Treatment is aimed at treating pain and preventing lameness from becoming permanent. Your equine veterinarian may prescribe pain medications, stall rest, boots,
or ice baths. Trimming the hoof and re-shoeing can decrease pressure and help improve your horse's comfort. Keeping your horse away from lush pastures can also be helpful.
Stepping on a sharp object isn't the only potential cause of a puncture wound. Wounds can also occur due to the incorrect placement of horseshoe nails. Nail bind occurs when the farrier places a nail too close to the laminae, while nail prick happens when the nail penetrates the laminae.
Prompt removal of the object can reduce the risk of infection. Your farrier will need to remove the shoe if nail bind or nail prick is the problem. The shoe should remain off until the foot heals completely.
Any puncture wound, regardless of the cause, can become abscessed. Abscesses are bacterial infections that require immediate treatment.
If the puncture wound isn't deep and drains well, antibiotics may not be needed. Paring the foot and flushing the wound can encourage drainage. Protect the horse's foot from bacteria by keeping it in a boot while it heals. If the puncture is deep, your equine veterinarian may recommend surgery in some cases.
Bruises can develop if your horse walks across a rocky piece of land, steps on something hard, or if a horseshoe doesn't fit properly. If the bruise develops on the back of the hoof, it's called a corn.
Bruises usually begin to improve after a few days of rest. If your horse seems to be in pain, anti-inflammatory medication and ice can be helpful. Frequent bruises could be caused by shoeing issues, terrain type, or hoof conformation, according to Equus. Thicker shoes and hoof pads or pour-in pads may help your horse avoid bruises in the future.
Cracks in your horse's hoof aren't always a cause for concern, particularly if they're shallow. Unfortunately, deep cracks can lead to lameness and infections. Sand cracks are particularly common. These cracks run down the wall of the hoof, starting at the coronary wall at the very top of the hoof.
Trimming the cracked hoof will help it heal. You may also need to ask your farrier to redistribute the weight on the hoof by re-shoeing the horse. If the crack is large or affects the stability of the hoof, your veterinarian may seal the crack with hoof repair material and apply a patch. Antibiotics will be needed if the crack becomes infected. A bar shoe (shoe with a closed heel) will help keep the hoof stable while the crack heals.

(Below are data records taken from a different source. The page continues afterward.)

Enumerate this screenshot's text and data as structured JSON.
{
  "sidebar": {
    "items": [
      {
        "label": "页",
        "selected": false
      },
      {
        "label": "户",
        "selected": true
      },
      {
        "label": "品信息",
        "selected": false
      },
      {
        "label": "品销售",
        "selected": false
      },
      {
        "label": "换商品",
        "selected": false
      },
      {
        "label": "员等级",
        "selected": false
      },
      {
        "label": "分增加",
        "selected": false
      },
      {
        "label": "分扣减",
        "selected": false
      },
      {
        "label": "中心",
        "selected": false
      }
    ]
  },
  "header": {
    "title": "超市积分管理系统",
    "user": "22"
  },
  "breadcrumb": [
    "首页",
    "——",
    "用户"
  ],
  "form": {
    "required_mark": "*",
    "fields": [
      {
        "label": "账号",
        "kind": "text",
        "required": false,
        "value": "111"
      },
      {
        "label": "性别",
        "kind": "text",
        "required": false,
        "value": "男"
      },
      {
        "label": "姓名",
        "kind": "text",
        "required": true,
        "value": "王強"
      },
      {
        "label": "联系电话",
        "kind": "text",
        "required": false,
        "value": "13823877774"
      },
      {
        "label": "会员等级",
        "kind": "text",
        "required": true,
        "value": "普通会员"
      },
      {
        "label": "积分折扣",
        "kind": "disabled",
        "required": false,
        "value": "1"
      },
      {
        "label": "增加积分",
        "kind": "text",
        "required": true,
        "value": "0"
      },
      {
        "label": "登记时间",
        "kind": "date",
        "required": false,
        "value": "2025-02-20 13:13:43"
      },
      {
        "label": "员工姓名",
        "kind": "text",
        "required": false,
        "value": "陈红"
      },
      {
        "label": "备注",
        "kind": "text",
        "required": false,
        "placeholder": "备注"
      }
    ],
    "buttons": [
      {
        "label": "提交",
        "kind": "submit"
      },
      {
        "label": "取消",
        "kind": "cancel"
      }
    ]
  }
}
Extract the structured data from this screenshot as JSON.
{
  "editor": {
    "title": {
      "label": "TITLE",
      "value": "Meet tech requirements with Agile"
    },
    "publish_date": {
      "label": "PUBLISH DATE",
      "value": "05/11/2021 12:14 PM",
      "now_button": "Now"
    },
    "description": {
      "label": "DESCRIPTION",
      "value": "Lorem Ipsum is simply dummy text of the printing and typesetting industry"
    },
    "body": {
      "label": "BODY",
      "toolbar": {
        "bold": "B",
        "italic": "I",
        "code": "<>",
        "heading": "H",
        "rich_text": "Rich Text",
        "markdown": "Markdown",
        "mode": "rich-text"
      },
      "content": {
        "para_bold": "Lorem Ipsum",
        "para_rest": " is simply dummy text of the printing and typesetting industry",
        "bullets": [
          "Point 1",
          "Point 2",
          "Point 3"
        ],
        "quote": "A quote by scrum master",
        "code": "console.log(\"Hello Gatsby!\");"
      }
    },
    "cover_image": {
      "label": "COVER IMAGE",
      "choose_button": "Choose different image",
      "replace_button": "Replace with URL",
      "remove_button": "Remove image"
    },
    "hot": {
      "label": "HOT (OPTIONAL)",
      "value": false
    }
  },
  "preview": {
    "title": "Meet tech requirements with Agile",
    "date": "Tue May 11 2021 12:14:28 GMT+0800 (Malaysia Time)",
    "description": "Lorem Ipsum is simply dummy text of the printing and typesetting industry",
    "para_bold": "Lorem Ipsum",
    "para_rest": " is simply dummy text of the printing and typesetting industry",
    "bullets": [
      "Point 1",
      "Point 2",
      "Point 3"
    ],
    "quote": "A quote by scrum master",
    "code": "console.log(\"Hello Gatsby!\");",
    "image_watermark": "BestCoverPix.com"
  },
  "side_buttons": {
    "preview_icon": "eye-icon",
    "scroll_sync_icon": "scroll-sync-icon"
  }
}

Are you concerned about a hoof problem with your horse? Contact our office to schedule a visit with the equine veterinarian.
Equus: Why Hoof Bruises Happen, 1/29/21
Horse & Rider: Seven Worst Mistakes in Equine Hoof Care, 4/16/20
Merck Veterinary Manual: Disorders of the Foot in Horses
PubMed: Preventive Veterinary Medicine: Cross-Sectional Study of the Prevalence and Risk Factors for Hoof Disorders in Horses in the Netherlands, 5/1/17